◆ WORK REQUIRED ◆
Scan the records below and copy every line that contains the string "cost".

◆ INFORMATION GIVEN ◆

%%

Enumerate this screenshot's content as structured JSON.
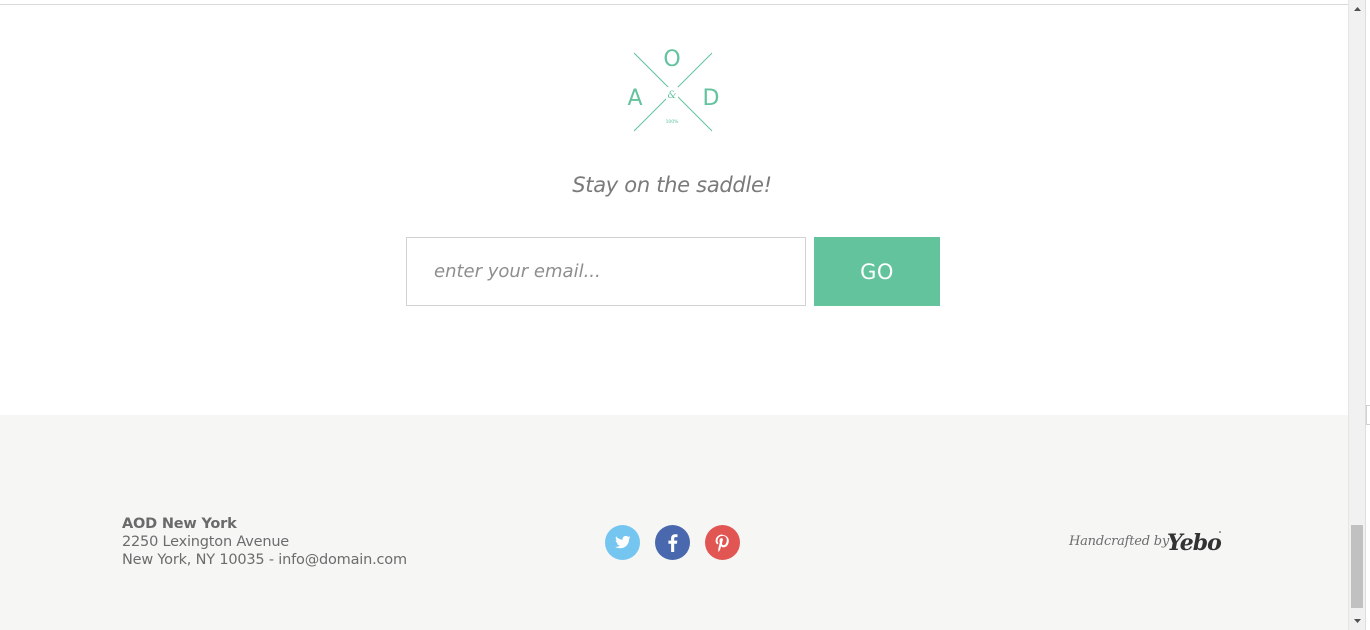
{
  "logo": {
    "letters": {
      "top": "O",
      "left": "A",
      "right": "D",
      "center": "&"
    },
    "small_text": "100%",
    "color": "#62c39c"
  },
  "newsletter": {
    "tagline": "Stay on the saddle!",
    "email_placeholder": "enter your email...",
    "submit_label": "GO",
    "accent_color": "#62c39c"
  },
  "footer": {
    "company": "AOD New York",
    "address_line1": "2250 Lexington Avenue",
    "address_line2": "New York, NY 10035 - info@domain.com",
    "social": {
      "twitter_icon": "twitter-icon",
      "facebook_icon": "facebook-icon",
      "pinterest_icon": "pinterest-icon",
      "twitter_color": "#74c5ef",
      "facebook_color": "#4a68ad",
      "pinterest_color": "#e15653"
    },
    "credit_text": "Handcrafted by",
    "credit_brand": "Yebo"
  }
}
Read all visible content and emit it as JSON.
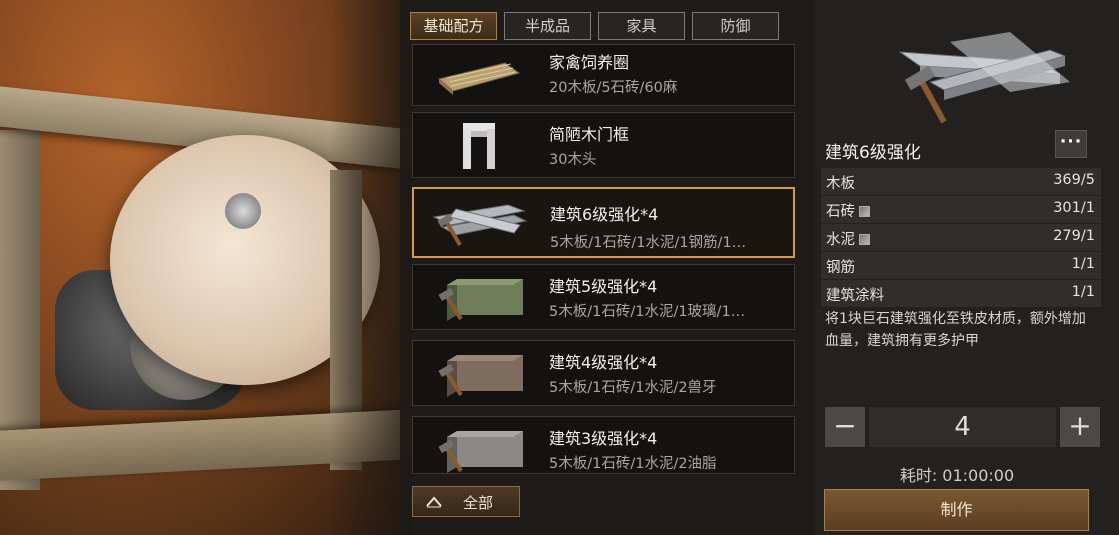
{
  "tabs": [
    {
      "label": "基础配方",
      "active": true
    },
    {
      "label": "半成品",
      "active": false
    },
    {
      "label": "家具",
      "active": false
    },
    {
      "label": "防御",
      "active": false
    }
  ],
  "recipes": [
    {
      "name": "家禽饲养圈",
      "cost": "20木板/5石砖/60麻",
      "icon": "poultry-pen"
    },
    {
      "name": "简陋木门框",
      "cost": "30木头",
      "icon": "door-frame"
    },
    {
      "name": "建筑6级强化*4",
      "cost": "5木板/1石砖/1水泥/1钢筋/1…",
      "icon": "steel-bars",
      "selected": true
    },
    {
      "name": "建筑5级强化*4",
      "cost": "5木板/1石砖/1水泥/1玻璃/1…",
      "icon": "green-block"
    },
    {
      "name": "建筑4级强化*4",
      "cost": "5木板/1石砖/1水泥/2兽牙",
      "icon": "brown-block"
    },
    {
      "name": "建筑3级强化*4",
      "cost": "5木板/1石砖/1水泥/2油脂",
      "icon": "grey-block"
    }
  ],
  "all_button": "全部",
  "detail": {
    "title": "建筑6级强化",
    "more_label": "···",
    "materials": [
      {
        "name": "木板",
        "qty": "369/5",
        "has_icon": false
      },
      {
        "name": "石砖",
        "qty": "301/1",
        "has_icon": true
      },
      {
        "name": "水泥",
        "qty": "279/1",
        "has_icon": true
      },
      {
        "name": "钢筋",
        "qty": "1/1",
        "has_icon": false
      },
      {
        "name": "建筑涂料",
        "qty": "1/1",
        "has_icon": false
      }
    ],
    "description": "将1块巨石建筑强化至铁皮材质，额外增加血量，建筑拥有更多护甲",
    "quantity": "4",
    "minus": "−",
    "plus": "+",
    "time": "耗时: 01:00:00",
    "craft_button": "制作"
  },
  "colors": {
    "accent": "#d89a45",
    "panel": "#222120"
  }
}
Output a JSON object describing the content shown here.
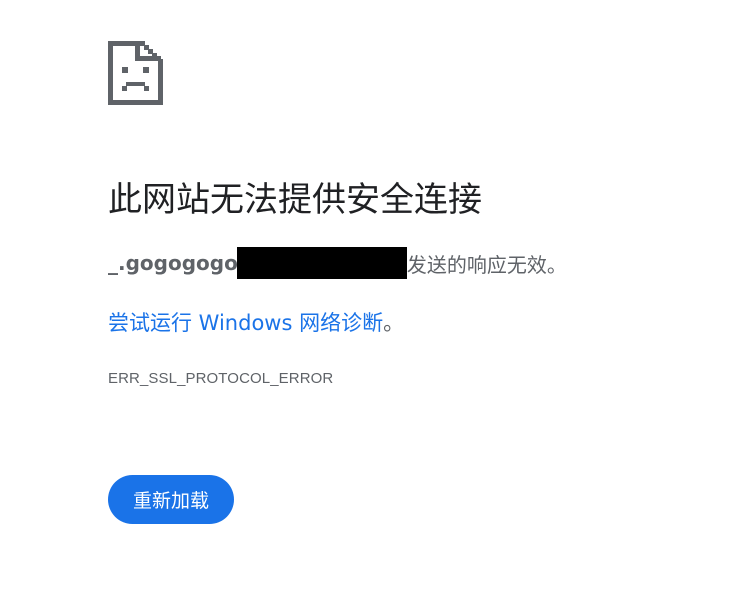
{
  "icon": "sad-page-icon",
  "heading": "此网站无法提供安全连接",
  "description": {
    "host": "_.gogogogo",
    "suffix": "发送的响应无效。"
  },
  "diagnostics": {
    "link_text": "尝试运行 Windows 网络诊断",
    "trailing": "。"
  },
  "error_code": "ERR_SSL_PROTOCOL_ERROR",
  "reload_button": "重新加载",
  "colors": {
    "accent": "#1a73e8",
    "heading": "#202124",
    "secondary_text": "#5f6368"
  }
}
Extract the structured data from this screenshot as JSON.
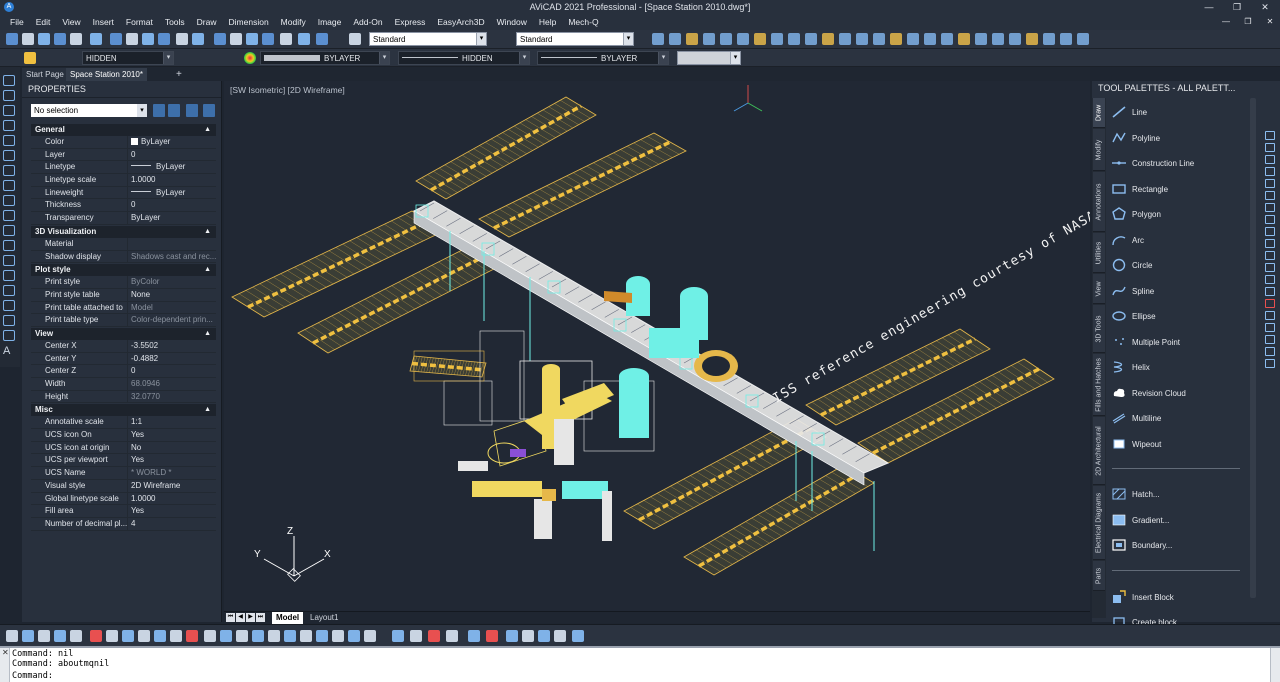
{
  "window": {
    "title": "AViCAD 2021 Professional - [Space Station 2010.dwg*]",
    "minimize": "—",
    "maximize": "❐",
    "close": "✕"
  },
  "menu": [
    "File",
    "Edit",
    "View",
    "Insert",
    "Format",
    "Tools",
    "Draw",
    "Dimension",
    "Modify",
    "Image",
    "Add-On",
    "Express",
    "EasyArch3D",
    "Window",
    "Help",
    "Mech-Q"
  ],
  "toolbar": {
    "text_style": "Standard",
    "dim_style": "Standard",
    "layer": "HIDDEN",
    "color": "BYLAYER",
    "linetype": "HIDDEN",
    "lineweight": "BYLAYER"
  },
  "doc_tabs": {
    "start": "Start Page",
    "active": "Space Station 2010*",
    "add": "+"
  },
  "properties": {
    "title": "PROPERTIES",
    "selection": "No selection",
    "sections": [
      {
        "name": "General",
        "rows": [
          {
            "key": "Color",
            "value": "ByLayer",
            "kind": "swatch"
          },
          {
            "key": "Layer",
            "value": "0"
          },
          {
            "key": "Linetype",
            "value": "ByLayer",
            "kind": "line"
          },
          {
            "key": "Linetype scale",
            "value": "1.0000"
          },
          {
            "key": "Lineweight",
            "value": "ByLayer",
            "kind": "line"
          },
          {
            "key": "Thickness",
            "value": "0"
          },
          {
            "key": "Transparency",
            "value": "ByLayer"
          }
        ]
      },
      {
        "name": "3D Visualization",
        "rows": [
          {
            "key": "Material",
            "value": ""
          },
          {
            "key": "Shadow display",
            "value": "Shadows cast and rec...",
            "dim": true
          }
        ]
      },
      {
        "name": "Plot style",
        "rows": [
          {
            "key": "Print style",
            "value": "ByColor",
            "dim": true
          },
          {
            "key": "Print style table",
            "value": "None"
          },
          {
            "key": "Print table attached to",
            "value": "Model",
            "dim": true
          },
          {
            "key": "Print table type",
            "value": "Color-dependent prin...",
            "dim": true
          }
        ]
      },
      {
        "name": "View",
        "rows": [
          {
            "key": "Center X",
            "value": "-3.5502"
          },
          {
            "key": "Center Y",
            "value": "-0.4882"
          },
          {
            "key": "Center Z",
            "value": "0"
          },
          {
            "key": "Width",
            "value": "68.0946",
            "dim": true
          },
          {
            "key": "Height",
            "value": "32.0770",
            "dim": true
          }
        ]
      },
      {
        "name": "Misc",
        "rows": [
          {
            "key": "Annotative scale",
            "value": "1:1"
          },
          {
            "key": "UCS icon On",
            "value": "Yes"
          },
          {
            "key": "UCS icon at origin",
            "value": "No"
          },
          {
            "key": "UCS per viewport",
            "value": "Yes"
          },
          {
            "key": "UCS Name",
            "value": "* WORLD *",
            "dim": true
          },
          {
            "key": "Visual style",
            "value": "2D Wireframe"
          },
          {
            "key": "Global linetype scale",
            "value": "1.0000"
          },
          {
            "key": "Fill area",
            "value": "Yes"
          },
          {
            "key": "Number of decimal pl...",
            "value": "4"
          }
        ]
      }
    ]
  },
  "viewport": {
    "label": "[SW Isometric] [2D Wireframe]",
    "annotation": "ISS reference engineering courtesy of NASA JSC",
    "ucs": {
      "x": "X",
      "y": "Y",
      "z": "Z"
    }
  },
  "layout_tabs": [
    "Model",
    "Layout1"
  ],
  "tool_palettes": {
    "title": "TOOL PALETTES - ALL PALETT...",
    "tabs": [
      "Draw",
      "Modify",
      "Annotations",
      "Utilities",
      "View",
      "3D Tools",
      "Fills and Hatches",
      "2D Architectural",
      "Electrical Diagrams",
      "Parts"
    ],
    "items": [
      {
        "label": "Line",
        "icon": "line-icon"
      },
      {
        "label": "Polyline",
        "icon": "polyline-icon"
      },
      {
        "label": "Construction Line",
        "icon": "construction-line-icon"
      },
      {
        "label": "Rectangle",
        "icon": "rectangle-icon"
      },
      {
        "label": "Polygon",
        "icon": "polygon-icon"
      },
      {
        "label": "Arc",
        "icon": "arc-icon"
      },
      {
        "label": "Circle",
        "icon": "circle-icon"
      },
      {
        "label": "Spline",
        "icon": "spline-icon"
      },
      {
        "label": "Ellipse",
        "icon": "ellipse-icon"
      },
      {
        "label": "Multiple Point",
        "icon": "point-icon"
      },
      {
        "label": "Helix",
        "icon": "helix-icon"
      },
      {
        "label": "Revision Cloud",
        "icon": "cloud-icon"
      },
      {
        "label": "Multiline",
        "icon": "multiline-icon"
      },
      {
        "label": "Wipeout",
        "icon": "wipeout-icon"
      },
      {
        "label": "Hatch...",
        "icon": "hatch-icon"
      },
      {
        "label": "Gradient...",
        "icon": "gradient-icon"
      },
      {
        "label": "Boundary...",
        "icon": "boundary-icon"
      },
      {
        "label": "Insert Block",
        "icon": "insert-block-icon"
      },
      {
        "label": "Create block",
        "icon": "create-block-icon"
      }
    ]
  },
  "command": {
    "history": [
      "Command: nil",
      "Command: aboutmqnil"
    ],
    "prompt": "Command:"
  },
  "colors": {
    "accent": "#2e7fd6",
    "panel": "#28303d",
    "viewport": "#212834",
    "solar": "#e6b84a",
    "cyan": "#6ff0e6",
    "white": "#f2f2f2"
  }
}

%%

◆ EXERCISE SOLUTION ◆
      "cost": "20木板/5石砖/60麻",
      "cost": "30木头",
      "cost": "5木板/1石砖/1水泥/1钢筋/1…",
      "cost": "5木板/1石砖/1水泥/1玻璃/1…",
      "cost": "5木板/1石砖/1水泥/2兽牙",
      "cost": "5木板/1石砖/1水泥/2油脂",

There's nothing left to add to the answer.